I never met Herb but my trumpet teacher had been one of his students, and I went to hear him play whenever I could get to Boston. He was an astounding talent with a combination of technical agility and improvisational originality that was as rare as it was exciting to listen to. I wasn’t particularly surprised to learn that the memorial service held for him yesterday featured the same property of synthesizing opposites that made Herb so special.
It was a New Orleans-style musical tribute but instead of marching in the streets, it was held inside Emmanuel Church, an old New England landmark dating back almost to the Civil War.
Steve Kuhn began to recall renowned jazz trumpeter and teacher Herb Pomeroy yesterday from the pulpit at Emmanuel Church – an inspirational musician and educator, a dear man, and a good friend – but the loss of his longtime colleague, who died last month, overtook him.
So the influential jazz artist sat at the piano and played a sad, sweet tune that filled the 19th-century church on Newbury Street and drew applause from some 300 people who had gathered to pay tribute to Pomeroy’s life and lasting influence on generations of musicians.
Somehow an inherently antagonistic pairing of old and new that complimented each other rather than clashing seemed righteously appropriate, as if you’d put Victorian furniture inside a Frank Lloyd Wright house and to everyone’s surprise, it worked. That’s sort of Herb’s life story.
Herb Pomeroy was a very traditional guy in most respects. A purist, he was always more comfortable with amateur sports than professional, preferred live performance to recording, and was something of a Luddite, ignoring computers and writing out the charts for his big band manually. Yet he broke into the jazz scene playing with the likes of Bird, Stan Kenton, and Max Roach, who thought he was the closest thing to Brownie he’d ever heard.
Herb’s life was full of contradictions that he somehow always managed to meld into harmony. He’d play one gig with jazz pioneer Sonny Rollins and burn up the joint, then the next gig he’d back Frank Sinatra or Tony Bennett with tasteful fills and solid supporting lines. It was a mystery how a single musician could play such disparate styles with equal authority, but he did it.
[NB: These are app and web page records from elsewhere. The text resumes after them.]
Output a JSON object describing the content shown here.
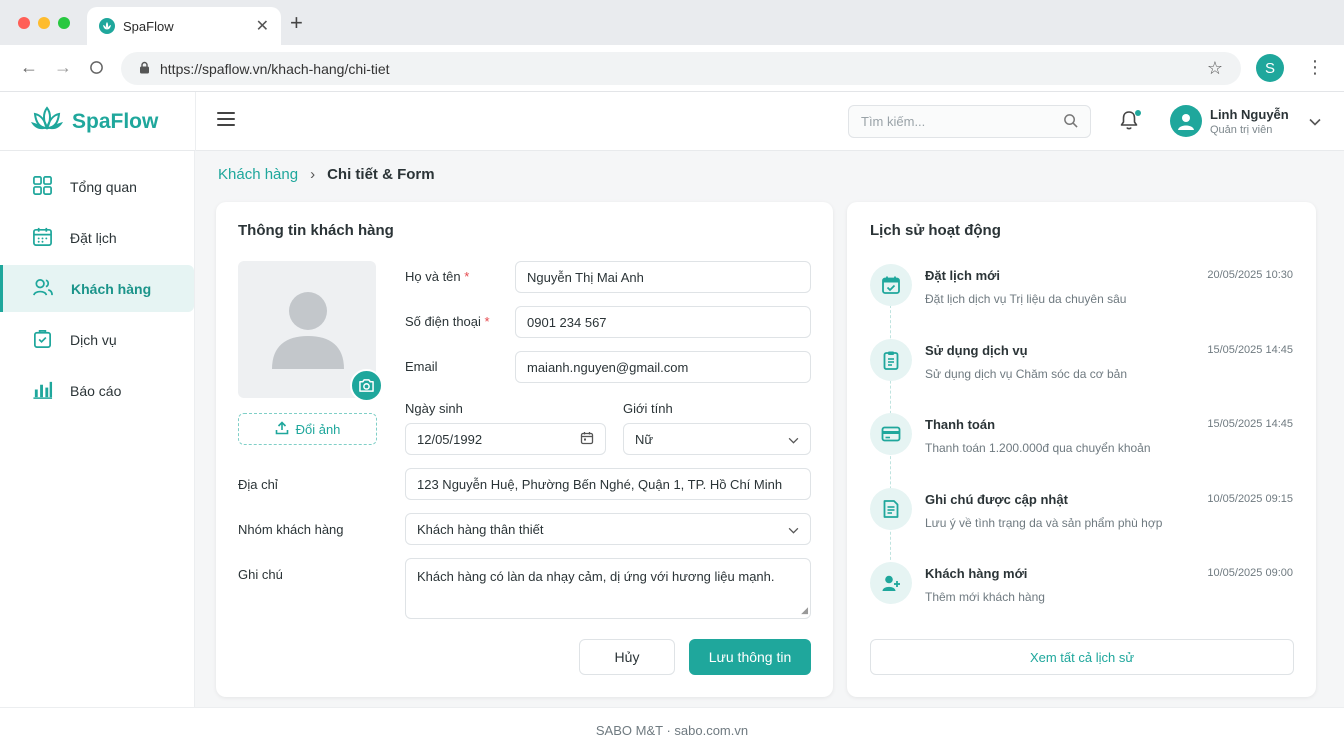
{
  "browser": {
    "tab_title": "SpaFlow",
    "url": "https://spaflow.vn/khach-hang/chi-tiet",
    "profile_initial": "S"
  },
  "header": {
    "brand": "SpaFlow",
    "search_placeholder": "Tìm kiếm...",
    "user_name": "Linh Nguyễn",
    "user_role": "Quản trị viên"
  },
  "sidebar": {
    "items": [
      {
        "label": "Tổng quan",
        "icon": "dashboard-icon"
      },
      {
        "label": "Đặt lịch",
        "icon": "calendar-icon"
      },
      {
        "label": "Khách hàng",
        "icon": "users-icon",
        "active": true
      },
      {
        "label": "Dịch vụ",
        "icon": "service-icon"
      },
      {
        "label": "Báo cáo",
        "icon": "bar-chart-icon"
      }
    ]
  },
  "breadcrumb": {
    "parent": "Khách hàng",
    "current": "Chi tiết & Form"
  },
  "form": {
    "title": "Thông tin khách hàng",
    "upload_label": "Đổi ảnh",
    "name_label": "Họ và tên",
    "name_value": "Nguyễn Thị Mai Anh",
    "phone_label": "Số điện thoại",
    "phone_value": "0901 234 567",
    "email_label": "Email",
    "email_value": "maianh.nguyen@gmail.com",
    "dob_label": "Ngày sinh",
    "dob_value": "12/05/1992",
    "gender_label": "Giới tính",
    "gender_value": "Nữ",
    "address_label": "Địa chỉ",
    "address_value": "123 Nguyễn Huệ, Phường Bến Nghé, Quận 1, TP. Hồ Chí Minh",
    "group_label": "Nhóm khách hàng",
    "group_value": "Khách hàng thân thiết",
    "note_label": "Ghi chú",
    "note_value": "Khách hàng có làn da nhạy cảm, dị ứng với hương liệu mạnh.",
    "required_mark": "*",
    "cancel_label": "Hủy",
    "save_label": "Lưu thông tin"
  },
  "history": {
    "title": "Lịch sử hoạt động",
    "items": [
      {
        "title": "Đặt lịch mới",
        "desc": "Đặt lịch dịch vụ Trị liệu da chuyên sâu",
        "time": "20/05/2025 10:30",
        "icon": "calendar-check-icon"
      },
      {
        "title": "Sử dụng dịch vụ",
        "desc": "Sử dụng dịch vụ Chăm sóc da cơ bản",
        "time": "15/05/2025 14:45",
        "icon": "clipboard-icon"
      },
      {
        "title": "Thanh toán",
        "desc": "Thanh toán 1.200.000đ qua chuyển khoản",
        "time": "15/05/2025 14:45",
        "icon": "credit-card-icon"
      },
      {
        "title": "Ghi chú được cập nhật",
        "desc": "Lưu ý về tình trạng da và sản phẩm phù hợp",
        "time": "10/05/2025 09:15",
        "icon": "note-icon"
      },
      {
        "title": "Khách hàng mới",
        "desc": "Thêm mới khách hàng",
        "time": "10/05/2025 09:00",
        "icon": "user-plus-icon"
      }
    ],
    "view_all_label": "Xem tất cả lịch sử"
  },
  "footer": {
    "text": "SABO M&T · sabo.com.vn"
  },
  "colors": {
    "accent": "#1fa79c",
    "accent_light": "#e6f4f3",
    "required": "#e5484d"
  }
}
Perhaps the biggest contradiction was the way he successfully kept one foot on the larger jazz stage without ever leaving Boston. In the 50’s, as a kid in his 20’s, he was on the fast track to stardom on the national scene, playing with some of the biggest names around. He could have been Blue Mitchell or Art Farmer if he’d been willing to tour with combos and record, but he wasn’t.
The economics of the jazz scene changed as be-bop slowly replaced swing and big bands gradually vanished because they were too expensive to maintain. Only the already-famous giants like Ellington and Basie could survive financially with big outfits, but Herb loved Big Bands and he turned his back on fame to come home to New England and form his own, the aptly-named Herb Pomeroy Big Band. He eventually found a home for it at the Stables jazz club in Copley Square.
Big jazz bands remained popular in Boston long after the rest of the country had passed on them but their financial viability was a real problem. Herb’s band paid for itself but not much else. His personal financial problems began to be solved when Berklee Music College founder Larry Berk hired him to teach. His teaching style turned out to be as unorthodox as his taste in music.
Pomeroy taught like he played jazz — by improvising, with no notes, no syllabus, no text books, said Larry Monroe, another former student who is now Berklee’s vice president for international affairs.
“He personified the educator, the performer, the activist, everything that makes music go,” Monroe said. “He literally influenced thousands and thousands of musicians.”
His eventual 40-year relationship with MIT – a nerd magnet from around the universe and not normally the kind of place you’d expect to find a jazz band – began just as nonchalantly.
Herb Pomeroy was just 33 and already a nationally known soloist, bandleader and teacher when he was asked to direct MIT’s jazz ensemble in the spring of 1963. He said he found the existing ensemble “very, very bad” and considered leaving. But instead, he said to the musicians, “Let’s roll up our sleeves and get to work.”
That decision proved a boon for the Institute. During Pomeroy’s 22 years at MIT, he transformed MIT’s Festival Jazz Ensemble (FJE) into a top-notch, award-winning group.
Typical. He took a bunch of unskilled geeks who saw jazz as a collection of mathematical equations and couldn’t feel a syncopated beat with a gun to their heads, and he transformed them into a jazz powerhouse with both soul and chops.
Pure Pomeroy, you might say.